The stars aligned for David Brown and Aston Martin upon the introduction of the all-new DB4 model in late 1958. A competition-oriented variant, the DB4GT, was formally introduced in September 1959 at the London Motor Show, based on the race-winning prototype DP1991.
The GT was shorter, lighter and more powerful than the production DB4. The bodywork was of thinner 18-gauge aluminium alloy, the wheelbase was reduced by five inches, and the rear seats were removed on all but a small number of special-order cars. Weight was reduced by 200 pounds.
The engine featured higher 9:1 compression, a twin-plug, dual-ignition cylinder head and triple dual-throat Weber 45DCOE carburetors. Power output was 302 horsepower at 6,000 rpm, a useful increase from the claimed 240 hp of the standard car, and qualifying the GT as the most powerful British car of its era.
Chassis 26 was sold to original owner Maurice Baring of the renowned banking family. Soon after its acquisition, he entered his GT into a competition at Brands Hatch (March 1960) and won the race.
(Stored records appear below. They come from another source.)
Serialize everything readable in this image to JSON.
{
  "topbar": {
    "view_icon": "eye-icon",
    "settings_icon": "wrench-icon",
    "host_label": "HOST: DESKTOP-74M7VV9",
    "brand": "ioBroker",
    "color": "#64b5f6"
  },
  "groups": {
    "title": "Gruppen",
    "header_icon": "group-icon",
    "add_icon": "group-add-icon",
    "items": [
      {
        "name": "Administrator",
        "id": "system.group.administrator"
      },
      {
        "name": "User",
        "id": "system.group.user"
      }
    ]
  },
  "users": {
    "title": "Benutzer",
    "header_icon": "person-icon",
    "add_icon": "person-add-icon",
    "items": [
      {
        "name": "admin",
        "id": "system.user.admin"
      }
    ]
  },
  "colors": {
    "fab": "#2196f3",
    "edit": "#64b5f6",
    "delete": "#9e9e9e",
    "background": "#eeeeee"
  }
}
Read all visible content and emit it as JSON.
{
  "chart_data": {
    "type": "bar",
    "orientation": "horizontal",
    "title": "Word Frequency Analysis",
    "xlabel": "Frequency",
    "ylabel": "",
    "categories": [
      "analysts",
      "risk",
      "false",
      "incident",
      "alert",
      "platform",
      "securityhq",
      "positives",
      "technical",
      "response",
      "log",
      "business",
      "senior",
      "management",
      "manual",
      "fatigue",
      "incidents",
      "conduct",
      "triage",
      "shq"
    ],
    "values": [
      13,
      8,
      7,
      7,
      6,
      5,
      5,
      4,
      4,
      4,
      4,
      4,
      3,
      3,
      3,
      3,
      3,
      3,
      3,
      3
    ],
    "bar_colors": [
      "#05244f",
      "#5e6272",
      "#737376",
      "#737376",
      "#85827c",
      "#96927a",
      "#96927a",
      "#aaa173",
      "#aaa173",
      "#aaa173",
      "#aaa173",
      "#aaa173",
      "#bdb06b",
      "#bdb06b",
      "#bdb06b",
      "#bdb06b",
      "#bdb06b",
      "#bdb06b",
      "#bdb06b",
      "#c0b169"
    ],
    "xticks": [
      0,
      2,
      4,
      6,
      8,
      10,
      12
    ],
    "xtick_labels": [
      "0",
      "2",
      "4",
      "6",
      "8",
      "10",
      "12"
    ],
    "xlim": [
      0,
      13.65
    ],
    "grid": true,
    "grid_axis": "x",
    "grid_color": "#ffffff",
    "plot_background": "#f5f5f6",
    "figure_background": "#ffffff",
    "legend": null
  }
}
This was the sole occasion that this car took to the track in its early life, and one reason why it has survived largely in its original state.